*** Provided material ***

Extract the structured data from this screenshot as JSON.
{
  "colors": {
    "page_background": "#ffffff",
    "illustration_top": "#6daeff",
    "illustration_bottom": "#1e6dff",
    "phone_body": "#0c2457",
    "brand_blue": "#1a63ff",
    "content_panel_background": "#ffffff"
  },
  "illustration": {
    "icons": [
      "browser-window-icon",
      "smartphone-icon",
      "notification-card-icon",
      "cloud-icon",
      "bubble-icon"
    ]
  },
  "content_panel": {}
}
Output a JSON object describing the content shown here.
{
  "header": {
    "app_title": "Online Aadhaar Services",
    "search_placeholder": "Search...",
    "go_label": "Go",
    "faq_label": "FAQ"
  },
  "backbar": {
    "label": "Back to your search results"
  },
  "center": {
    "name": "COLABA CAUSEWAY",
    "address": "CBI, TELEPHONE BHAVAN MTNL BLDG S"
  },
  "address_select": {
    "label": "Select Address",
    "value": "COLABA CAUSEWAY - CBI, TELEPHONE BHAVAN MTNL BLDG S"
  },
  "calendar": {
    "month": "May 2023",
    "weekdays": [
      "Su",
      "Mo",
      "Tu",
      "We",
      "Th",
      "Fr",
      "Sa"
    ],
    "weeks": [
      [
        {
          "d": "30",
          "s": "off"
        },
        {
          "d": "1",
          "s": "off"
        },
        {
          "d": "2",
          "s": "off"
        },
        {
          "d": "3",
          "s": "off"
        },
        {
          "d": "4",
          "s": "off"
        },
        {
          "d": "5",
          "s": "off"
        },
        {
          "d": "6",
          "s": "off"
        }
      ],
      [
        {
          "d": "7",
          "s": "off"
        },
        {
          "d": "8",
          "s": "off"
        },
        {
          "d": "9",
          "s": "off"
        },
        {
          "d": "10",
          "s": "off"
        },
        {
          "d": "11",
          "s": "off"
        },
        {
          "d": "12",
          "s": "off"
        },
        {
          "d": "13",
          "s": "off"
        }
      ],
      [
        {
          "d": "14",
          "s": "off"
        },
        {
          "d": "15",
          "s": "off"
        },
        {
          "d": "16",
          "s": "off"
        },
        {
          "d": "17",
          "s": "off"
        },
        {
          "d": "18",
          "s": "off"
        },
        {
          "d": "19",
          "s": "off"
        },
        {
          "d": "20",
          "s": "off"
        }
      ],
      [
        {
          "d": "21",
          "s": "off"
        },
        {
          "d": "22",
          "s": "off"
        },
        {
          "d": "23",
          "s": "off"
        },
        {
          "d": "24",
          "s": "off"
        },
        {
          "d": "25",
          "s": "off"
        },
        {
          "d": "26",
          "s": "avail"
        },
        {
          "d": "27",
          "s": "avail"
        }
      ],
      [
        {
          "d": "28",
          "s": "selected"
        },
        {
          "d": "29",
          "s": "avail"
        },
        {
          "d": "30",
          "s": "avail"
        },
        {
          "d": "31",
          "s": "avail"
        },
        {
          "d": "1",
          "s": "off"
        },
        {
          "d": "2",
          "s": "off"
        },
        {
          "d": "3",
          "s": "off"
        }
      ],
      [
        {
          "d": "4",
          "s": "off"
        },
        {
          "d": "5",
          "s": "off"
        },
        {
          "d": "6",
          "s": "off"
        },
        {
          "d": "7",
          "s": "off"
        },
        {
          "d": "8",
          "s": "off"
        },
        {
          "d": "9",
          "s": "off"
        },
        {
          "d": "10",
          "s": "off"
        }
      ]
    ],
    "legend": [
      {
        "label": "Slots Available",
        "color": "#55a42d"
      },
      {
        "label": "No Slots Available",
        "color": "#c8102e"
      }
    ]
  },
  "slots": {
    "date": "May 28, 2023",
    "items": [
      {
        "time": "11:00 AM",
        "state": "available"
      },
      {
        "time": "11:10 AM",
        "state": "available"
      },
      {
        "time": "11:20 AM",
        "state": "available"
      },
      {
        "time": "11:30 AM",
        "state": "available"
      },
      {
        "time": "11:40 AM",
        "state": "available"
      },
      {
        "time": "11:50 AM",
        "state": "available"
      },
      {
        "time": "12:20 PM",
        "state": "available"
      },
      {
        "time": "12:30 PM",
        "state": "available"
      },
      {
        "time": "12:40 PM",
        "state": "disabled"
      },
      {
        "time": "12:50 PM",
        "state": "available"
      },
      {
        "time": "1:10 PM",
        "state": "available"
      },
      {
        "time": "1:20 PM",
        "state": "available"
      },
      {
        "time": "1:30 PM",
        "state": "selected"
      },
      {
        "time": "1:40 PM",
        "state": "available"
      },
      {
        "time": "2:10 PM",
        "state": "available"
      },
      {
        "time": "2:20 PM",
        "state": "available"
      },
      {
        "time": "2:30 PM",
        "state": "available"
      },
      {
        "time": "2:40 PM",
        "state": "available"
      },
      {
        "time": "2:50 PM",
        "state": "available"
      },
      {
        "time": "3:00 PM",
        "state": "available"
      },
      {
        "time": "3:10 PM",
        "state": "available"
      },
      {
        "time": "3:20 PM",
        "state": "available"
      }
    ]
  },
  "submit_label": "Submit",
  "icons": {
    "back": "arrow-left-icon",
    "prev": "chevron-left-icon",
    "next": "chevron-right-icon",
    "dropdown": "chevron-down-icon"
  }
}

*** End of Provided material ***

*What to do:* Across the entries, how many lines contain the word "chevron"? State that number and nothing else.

*Solution to the problem:* 3